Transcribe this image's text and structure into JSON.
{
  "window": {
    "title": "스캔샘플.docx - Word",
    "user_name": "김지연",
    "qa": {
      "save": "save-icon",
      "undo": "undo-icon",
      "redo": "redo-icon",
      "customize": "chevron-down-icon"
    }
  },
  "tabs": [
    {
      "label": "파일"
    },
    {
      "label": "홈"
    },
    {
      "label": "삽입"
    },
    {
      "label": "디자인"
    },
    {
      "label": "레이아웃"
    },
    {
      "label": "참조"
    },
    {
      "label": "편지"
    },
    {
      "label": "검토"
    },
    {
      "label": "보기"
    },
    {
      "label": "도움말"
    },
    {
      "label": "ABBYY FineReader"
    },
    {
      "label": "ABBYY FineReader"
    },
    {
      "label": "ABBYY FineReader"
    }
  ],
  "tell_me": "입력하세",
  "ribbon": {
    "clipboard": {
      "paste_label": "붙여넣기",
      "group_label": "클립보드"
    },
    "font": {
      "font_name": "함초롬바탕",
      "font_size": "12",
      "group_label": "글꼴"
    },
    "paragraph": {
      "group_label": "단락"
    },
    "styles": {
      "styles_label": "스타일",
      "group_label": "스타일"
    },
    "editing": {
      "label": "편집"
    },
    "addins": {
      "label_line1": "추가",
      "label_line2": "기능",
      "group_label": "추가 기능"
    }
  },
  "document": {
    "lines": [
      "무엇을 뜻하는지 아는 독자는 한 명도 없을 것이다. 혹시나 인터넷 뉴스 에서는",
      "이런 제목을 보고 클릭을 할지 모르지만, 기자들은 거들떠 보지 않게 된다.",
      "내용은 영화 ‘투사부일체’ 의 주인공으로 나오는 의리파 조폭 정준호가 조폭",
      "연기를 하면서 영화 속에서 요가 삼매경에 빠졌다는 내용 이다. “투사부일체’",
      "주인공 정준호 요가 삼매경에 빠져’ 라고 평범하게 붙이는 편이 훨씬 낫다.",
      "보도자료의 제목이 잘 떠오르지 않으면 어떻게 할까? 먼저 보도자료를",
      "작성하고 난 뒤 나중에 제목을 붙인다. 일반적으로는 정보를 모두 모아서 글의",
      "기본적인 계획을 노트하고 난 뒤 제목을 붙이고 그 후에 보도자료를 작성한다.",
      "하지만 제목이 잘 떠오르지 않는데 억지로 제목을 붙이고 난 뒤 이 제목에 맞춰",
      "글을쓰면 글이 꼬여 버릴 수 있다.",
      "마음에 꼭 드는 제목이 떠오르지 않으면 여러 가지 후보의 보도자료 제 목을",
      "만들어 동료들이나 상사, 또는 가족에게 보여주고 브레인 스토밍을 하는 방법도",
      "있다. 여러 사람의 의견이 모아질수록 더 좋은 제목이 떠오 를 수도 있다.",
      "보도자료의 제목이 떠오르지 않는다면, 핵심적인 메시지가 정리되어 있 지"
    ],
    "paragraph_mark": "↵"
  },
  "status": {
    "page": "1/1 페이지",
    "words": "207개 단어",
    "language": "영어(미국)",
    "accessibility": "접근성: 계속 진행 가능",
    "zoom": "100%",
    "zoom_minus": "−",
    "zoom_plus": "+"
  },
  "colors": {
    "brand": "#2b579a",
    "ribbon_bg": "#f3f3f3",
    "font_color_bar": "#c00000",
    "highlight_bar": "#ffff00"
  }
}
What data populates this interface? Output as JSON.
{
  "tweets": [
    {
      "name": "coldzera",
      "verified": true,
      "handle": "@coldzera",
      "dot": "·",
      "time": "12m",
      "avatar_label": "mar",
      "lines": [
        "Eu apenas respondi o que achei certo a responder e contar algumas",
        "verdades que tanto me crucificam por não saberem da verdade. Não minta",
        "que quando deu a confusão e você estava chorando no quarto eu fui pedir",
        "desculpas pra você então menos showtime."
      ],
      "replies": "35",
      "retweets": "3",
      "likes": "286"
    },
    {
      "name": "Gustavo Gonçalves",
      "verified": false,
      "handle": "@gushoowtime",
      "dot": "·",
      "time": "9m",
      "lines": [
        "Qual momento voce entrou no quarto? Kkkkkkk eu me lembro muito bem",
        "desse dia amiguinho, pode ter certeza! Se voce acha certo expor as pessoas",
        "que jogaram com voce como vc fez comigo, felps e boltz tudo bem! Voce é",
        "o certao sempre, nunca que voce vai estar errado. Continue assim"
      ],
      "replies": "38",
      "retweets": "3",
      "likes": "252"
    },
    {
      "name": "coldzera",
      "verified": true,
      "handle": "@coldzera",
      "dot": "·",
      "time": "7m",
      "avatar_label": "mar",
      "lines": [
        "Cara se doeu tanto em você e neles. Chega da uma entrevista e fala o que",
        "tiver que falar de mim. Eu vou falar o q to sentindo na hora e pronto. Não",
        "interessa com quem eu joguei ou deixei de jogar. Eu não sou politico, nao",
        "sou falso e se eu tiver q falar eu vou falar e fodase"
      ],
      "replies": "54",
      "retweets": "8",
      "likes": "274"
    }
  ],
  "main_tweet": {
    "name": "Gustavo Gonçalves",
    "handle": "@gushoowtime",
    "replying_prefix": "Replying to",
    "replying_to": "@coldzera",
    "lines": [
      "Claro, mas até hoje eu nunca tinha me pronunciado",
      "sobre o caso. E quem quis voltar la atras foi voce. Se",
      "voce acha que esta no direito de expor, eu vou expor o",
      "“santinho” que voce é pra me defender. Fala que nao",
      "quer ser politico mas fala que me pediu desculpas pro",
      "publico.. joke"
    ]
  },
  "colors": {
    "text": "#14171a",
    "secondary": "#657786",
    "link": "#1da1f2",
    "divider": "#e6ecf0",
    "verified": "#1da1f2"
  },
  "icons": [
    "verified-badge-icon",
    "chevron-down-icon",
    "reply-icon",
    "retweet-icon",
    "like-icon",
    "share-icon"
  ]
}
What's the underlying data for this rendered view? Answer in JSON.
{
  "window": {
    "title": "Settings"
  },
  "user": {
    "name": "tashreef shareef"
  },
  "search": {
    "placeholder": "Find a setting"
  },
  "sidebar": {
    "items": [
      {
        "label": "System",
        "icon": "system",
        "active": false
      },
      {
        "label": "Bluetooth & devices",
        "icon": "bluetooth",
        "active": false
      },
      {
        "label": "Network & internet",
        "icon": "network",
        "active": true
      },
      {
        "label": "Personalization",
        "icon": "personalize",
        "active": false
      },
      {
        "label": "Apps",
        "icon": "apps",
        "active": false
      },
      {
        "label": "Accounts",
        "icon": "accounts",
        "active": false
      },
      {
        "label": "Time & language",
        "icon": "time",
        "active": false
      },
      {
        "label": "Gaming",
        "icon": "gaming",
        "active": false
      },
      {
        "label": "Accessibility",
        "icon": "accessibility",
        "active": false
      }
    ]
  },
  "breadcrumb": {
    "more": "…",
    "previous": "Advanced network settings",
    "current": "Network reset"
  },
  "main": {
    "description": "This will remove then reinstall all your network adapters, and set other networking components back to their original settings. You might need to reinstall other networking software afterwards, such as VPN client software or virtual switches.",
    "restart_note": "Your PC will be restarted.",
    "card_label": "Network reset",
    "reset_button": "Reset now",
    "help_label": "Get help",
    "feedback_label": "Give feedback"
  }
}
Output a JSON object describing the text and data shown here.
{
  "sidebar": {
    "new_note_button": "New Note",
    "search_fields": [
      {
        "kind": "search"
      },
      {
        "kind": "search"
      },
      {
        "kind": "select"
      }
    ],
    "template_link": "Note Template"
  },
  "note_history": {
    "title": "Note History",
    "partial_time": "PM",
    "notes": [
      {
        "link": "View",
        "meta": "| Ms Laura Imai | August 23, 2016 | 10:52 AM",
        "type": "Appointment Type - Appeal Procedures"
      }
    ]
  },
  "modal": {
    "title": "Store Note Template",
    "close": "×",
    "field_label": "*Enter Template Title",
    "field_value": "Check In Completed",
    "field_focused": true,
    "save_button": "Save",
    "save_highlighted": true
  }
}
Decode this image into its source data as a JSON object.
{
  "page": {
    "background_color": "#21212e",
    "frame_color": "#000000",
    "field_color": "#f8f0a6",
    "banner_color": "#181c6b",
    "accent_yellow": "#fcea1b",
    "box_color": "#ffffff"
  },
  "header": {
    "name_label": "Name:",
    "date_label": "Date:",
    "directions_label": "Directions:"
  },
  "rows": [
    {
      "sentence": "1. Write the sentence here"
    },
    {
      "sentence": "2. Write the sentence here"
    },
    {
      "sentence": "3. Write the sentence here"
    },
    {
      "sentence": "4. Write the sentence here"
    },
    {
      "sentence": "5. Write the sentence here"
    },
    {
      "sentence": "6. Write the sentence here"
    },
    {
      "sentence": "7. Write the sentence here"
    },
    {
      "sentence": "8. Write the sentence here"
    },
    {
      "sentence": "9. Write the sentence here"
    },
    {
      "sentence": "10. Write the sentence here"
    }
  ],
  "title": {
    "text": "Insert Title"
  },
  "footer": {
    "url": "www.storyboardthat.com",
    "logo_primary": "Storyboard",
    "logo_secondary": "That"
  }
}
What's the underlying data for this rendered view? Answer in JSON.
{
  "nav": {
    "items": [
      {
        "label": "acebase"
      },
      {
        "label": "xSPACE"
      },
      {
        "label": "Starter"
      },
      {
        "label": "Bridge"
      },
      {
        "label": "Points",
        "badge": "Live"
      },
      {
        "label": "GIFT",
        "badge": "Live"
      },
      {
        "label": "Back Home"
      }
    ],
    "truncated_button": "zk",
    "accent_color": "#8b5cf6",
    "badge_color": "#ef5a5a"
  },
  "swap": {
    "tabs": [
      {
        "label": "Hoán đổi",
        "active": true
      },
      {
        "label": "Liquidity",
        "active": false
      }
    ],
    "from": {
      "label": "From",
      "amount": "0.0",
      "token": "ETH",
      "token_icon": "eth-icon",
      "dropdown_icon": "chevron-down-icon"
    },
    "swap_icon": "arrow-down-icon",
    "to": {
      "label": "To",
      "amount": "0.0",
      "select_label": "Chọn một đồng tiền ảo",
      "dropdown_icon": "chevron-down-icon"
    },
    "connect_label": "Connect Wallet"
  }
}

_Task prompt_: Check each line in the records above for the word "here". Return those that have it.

_Written reply_:
Output a JSON object describing the text and data shown here.
      "sentence": "1. Write the sentence here"
      "sentence": "2. Write the sentence here"
      "sentence": "3. Write the sentence here"
      "sentence": "4. Write the sentence here"
      "sentence": "5. Write the sentence here"
      "sentence": "6. Write the sentence here"
      "sentence": "7. Write the sentence here"
      "sentence": "8. Write the sentence here"
      "sentence": "9. Write the sentence here"
      "sentence": "10. Write the sentence here"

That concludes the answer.